Buffalo Wild Wings: Complacency & Lack of Leadership (by Howard Penney)

"Buffalo Wild Wings has been plagued by complacency and a continued lack of adequate leadership," writes Hedgeye Restaurants analyst Howard Penney.

read more

Todd Jordan on Las Vegas Sands Earnings

"The quarter actually beat lowered expectations. Overall, the mass segment performed well although base mass lagging is a concern," writes Hedgeye Gaming, Lodging & Leisure analyst Todd Jordan on Las Vegas Sands.

read more

An Update on Defense Spending by Lt. Gen Emo Gardner

"Congress' FY17 omnibus appropriation will fully fund the Pentagon's original budget request plus $15B of its $30B supplemental request," writes Hedgeye Potomac Defense Policy analyst Lt. Gen Emerson "Emo" Gardner USMC Ret.

read more

Got Process? Zero Hedge Sells Fear, Not Truth

Fear sells. Always has. Look no further than Zero Hedge.

read more

REPLAY: Review of $EXAS Earnings Call (A Hedgeye Best Idea Long)

Our Healthcare Team made a monster call to be long EXAS - hear their updated thoughts.

read more

Capital Brief: 5 Things to Watch Right Now In Washington

Here's a quick look at some key issues investors should keep an eye on from Hedgeye's JT Taylor and our team of Washington Policy analysts in D.C.

read more

Premium insight

[UNLOCKED] Today's Daily Trading Ranges

“If I could only have one thing of the many things we have it would be my daily ranges." Hedgeye CEO Keith McCullough said recently.

read more

We'll Say It Again: Leave Your Politics Out of Your Portfolio

If your politics dictates your portfolio positioning, the Democrats and #NeverTrump crowd out there have had a hell of a week.

read more

Cartoon of the Day: 'Biggest Tax Cut Ever'

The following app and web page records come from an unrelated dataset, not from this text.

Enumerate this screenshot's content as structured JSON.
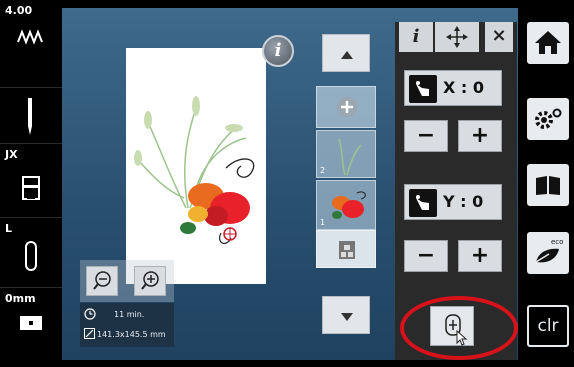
{
  "left_bar": {
    "stitch_width": "4.00",
    "presser_foot": "JX",
    "hoop_size": "L",
    "thread_tension": "0mm"
  },
  "stage": {
    "info_label": "i",
    "status": {
      "time": "11 min.",
      "dimensions": "141.3x145.5 mm"
    }
  },
  "panel": {
    "tab_info": "i",
    "close_label": "×",
    "x_label": "X : 0",
    "y_label": "Y : 0",
    "minus": "−",
    "plus": "+"
  },
  "layers": {
    "items": [
      "",
      "2",
      "1"
    ]
  },
  "right_bar": {
    "clr_label": "clr"
  },
  "colors": {
    "highlight": "#d7121b",
    "stage_blue": "#2a5070",
    "panel_dark": "#2a2a2a"
  }
}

President Donald Trump's economic team unveiled what he called last week, "the biggest tax cut we’ve ever had.” Before you get too excited about that hang on a sec. "Trump Tax Reform ain’t gettin’ done anytime soon," Hedgeye CEO Keith McCullough wrote in today's Early Look.

read more